For example, for a large screen display, if the video post-processing unit 96 indicates that the data is 3:2 interlaced, it may be desirable to change the data into a progressive format. This may be done, for example, by the display interface 102, the video post-processing unit 96, or other components. In some embodiments of the present invention, the post-processing may be implemented in software and in other embodiments it may be implemented in firmware or hardware.
If not, a check at diamond 114 determines whether there is one single-repeat of two one-repeat patterns for the fields, if the field flag is equal to one and the number of progressive frames is greater than or equal to the number of frames in the window minus three. If so, 3:2 interlaced format is detected as indicated in block 122.
If not, a check at diamond 116 determines whether three one_repeat patterns, a field flag equal to zero, and a number of progressive frames equal the window size exist. If so, 2:2 progressive is indicated at 124.
Otherwise, a check at diamond 118 determines whether there are no one_repeat or two_repeats, the field flag is equal to one, the number of progressive frames equals the window size and the progressive detector, based on combing in one embodiment, indicates that the data is interlaced. If so, 2:2 interlaced is indicated at 126. Otherwise, the data is not data which has any concealed characteristics and no detection is required as indicated in block 128.
References throughout this specification to “one embodiment” or “an embodiment” mean that a particular feature, structure, or characteristic described in connection with the embodiment is included in at least one implementation encompassed within the present invention. Thus, appearances of the phrase “one embodiment” or “in an embodiment” are not necessarily referring to the same embodiment. Furthermore, the particular features, structures, or characteristics may be instituted in other suitable forms other than the particular embodiment illustrated and all such forms may be encompassed within the claims of the present application.

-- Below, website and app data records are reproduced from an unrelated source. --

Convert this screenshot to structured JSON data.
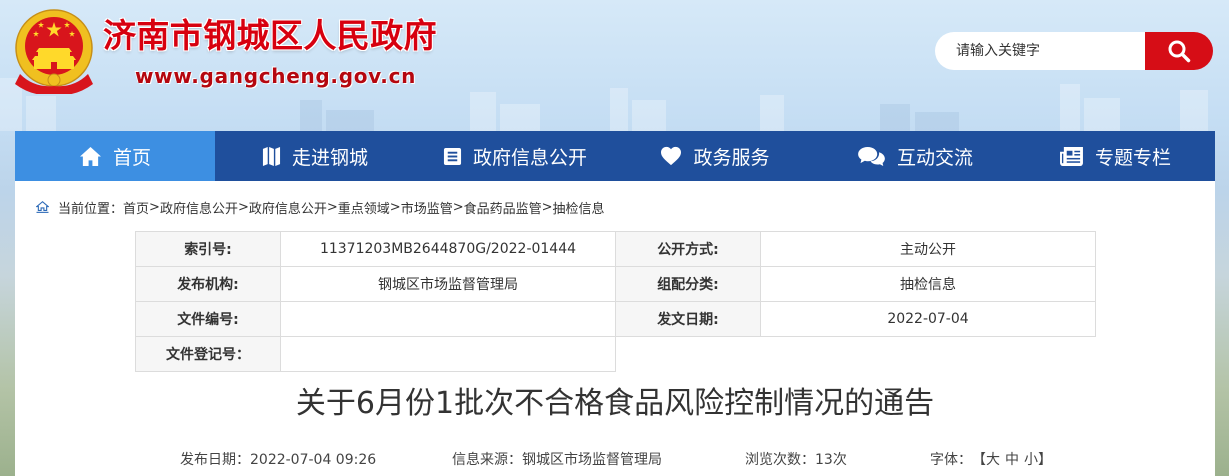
{
  "site": {
    "title": "济南市钢城区人民政府",
    "url": "www.gangcheng.gov.cn",
    "emblem_icon": "national-emblem-icon"
  },
  "search": {
    "placeholder": "请输入关键字",
    "button_icon": "search-icon"
  },
  "nav": {
    "active_index": 0,
    "items": [
      {
        "label": "首页",
        "icon": "home-icon"
      },
      {
        "label": "走进钢城",
        "icon": "map-icon"
      },
      {
        "label": "政府信息公开",
        "icon": "list-icon"
      },
      {
        "label": "政务服务",
        "icon": "heart-icon"
      },
      {
        "label": "互动交流",
        "icon": "chat-icon"
      },
      {
        "label": "专题专栏",
        "icon": "newspaper-icon"
      }
    ]
  },
  "breadcrumb": {
    "icon": "home-icon",
    "prefix": "当前位置：",
    "separator": ">",
    "items": [
      "首页",
      "政府信息公开",
      "政府信息公开",
      "重点领域",
      "市场监管",
      "食品药品监管",
      "抽检信息"
    ]
  },
  "info_table": {
    "rows": [
      [
        {
          "label": "索引号:",
          "value": "11371203MB2644870G/2022-01444"
        },
        {
          "label": "公开方式:",
          "value": "主动公开"
        }
      ],
      [
        {
          "label": "发布机构:",
          "value": "钢城区市场监督管理局"
        },
        {
          "label": "组配分类:",
          "value": "抽检信息"
        }
      ],
      [
        {
          "label": "文件编号:",
          "value": ""
        },
        {
          "label": "发文日期:",
          "value": "2022-07-04"
        }
      ],
      [
        {
          "label": "文件登记号：",
          "value": ""
        }
      ]
    ]
  },
  "article": {
    "title": "关于6月份1批次不合格食品风险控制情况的通告",
    "meta": {
      "publish_date_label": "发布日期：",
      "publish_date": "2022-07-04 09:26",
      "source_label": "信息来源：",
      "source": "钢城区市场监督管理局",
      "views_label": "浏览次数：",
      "views": "13次",
      "font_size_label": "字体：",
      "font_size_open": "【",
      "font_size_options": [
        "大",
        "中",
        "小"
      ],
      "font_size_close": "】"
    }
  },
  "colors": {
    "brand_red": "#d7000f",
    "nav_bg": "#1f4f9c",
    "nav_active": "#3d8fe2",
    "search_button": "#d60d16"
  }
}
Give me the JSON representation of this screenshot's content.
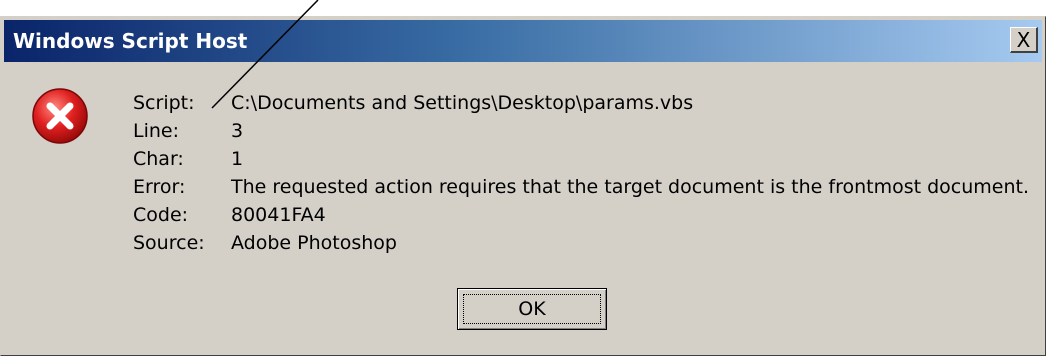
{
  "window": {
    "title": "Windows Script Host",
    "close_label": "X"
  },
  "icon": "error-icon",
  "details": [
    {
      "label": "Script:",
      "value": "C:\\Documents and Settings\\Desktop\\params.vbs"
    },
    {
      "label": "Line:",
      "value": "3"
    },
    {
      "label": "Char:",
      "value": "1"
    },
    {
      "label": "Error:",
      "value": "The requested action requires that the target document is the frontmost document."
    },
    {
      "label": "Code:",
      "value": "80041FA4"
    },
    {
      "label": "Source:",
      "value": "Adobe Photoshop"
    }
  ],
  "buttons": {
    "ok_label": "OK"
  },
  "colors": {
    "dialog_bg": "#d4d0c8",
    "title_gradient_start": "#0a246a",
    "title_gradient_end": "#a6caf0",
    "error_icon_red": "#d61a1a"
  }
}
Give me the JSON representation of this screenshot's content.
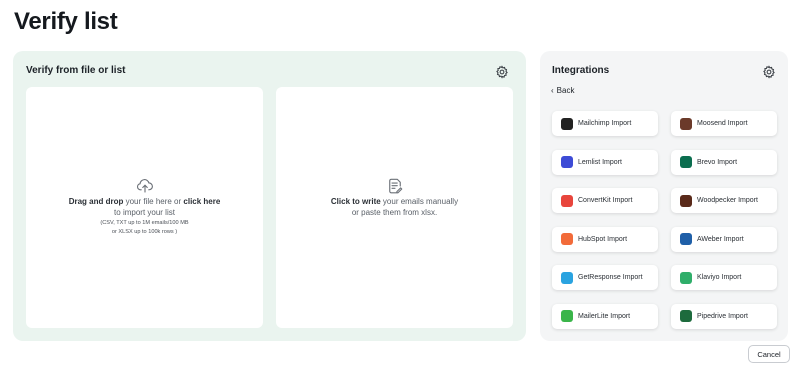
{
  "page": {
    "title": "Verify list"
  },
  "verify": {
    "title": "Verify from file or list",
    "upload": {
      "drag_bold": "Drag and drop",
      "drag_mid": " your file here or ",
      "click_bold": "click here",
      "drag_end": " to import your list",
      "formats_line1": "(CSV, TXT up to 1M emails/100 MB",
      "formats_line2": "or XLSX up to 100k rows )"
    },
    "manual": {
      "click_bold": "Click to write",
      "text_mid": " your emails manually",
      "text_line2": "or paste them from xlsx."
    }
  },
  "integrations": {
    "title": "Integrations",
    "back_label": "Back",
    "items": [
      {
        "label": "Mailchimp Import",
        "icon": "mailchimp-icon",
        "color": "#222222"
      },
      {
        "label": "Moosend Import",
        "icon": "moosend-icon",
        "color": "#6b3a2a"
      },
      {
        "label": "Lemlist Import",
        "icon": "lemlist-icon",
        "color": "#3d4bd6"
      },
      {
        "label": "Brevo Import",
        "icon": "brevo-icon",
        "color": "#0b6e4f"
      },
      {
        "label": "ConvertKit Import",
        "icon": "convertkit-icon",
        "color": "#e8453c"
      },
      {
        "label": "Woodpecker Import",
        "icon": "woodpecker-icon",
        "color": "#5a2a1a"
      },
      {
        "label": "HubSpot Import",
        "icon": "hubspot-icon",
        "color": "#f26b3a"
      },
      {
        "label": "AWeber Import",
        "icon": "aweber-icon",
        "color": "#1f5fa8"
      },
      {
        "label": "GetResponse Import",
        "icon": "getresponse-icon",
        "color": "#2aa3e0"
      },
      {
        "label": "Klaviyo Import",
        "icon": "klaviyo-icon",
        "color": "#2fae6a"
      },
      {
        "label": "MailerLite Import",
        "icon": "mailerlite-icon",
        "color": "#3ab54a"
      },
      {
        "label": "Pipedrive Import",
        "icon": "pipedrive-icon",
        "color": "#1d6b3d"
      }
    ]
  },
  "footer": {
    "cancel_label": "Cancel"
  }
}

While the present invention has been described with respect to a limited number of embodiments, those skilled in the art will appreciate numerous modifications and variations therefrom. It is intended that the appended claims cover all such modifications and variations as fall within the true spirit and scope of this present invention.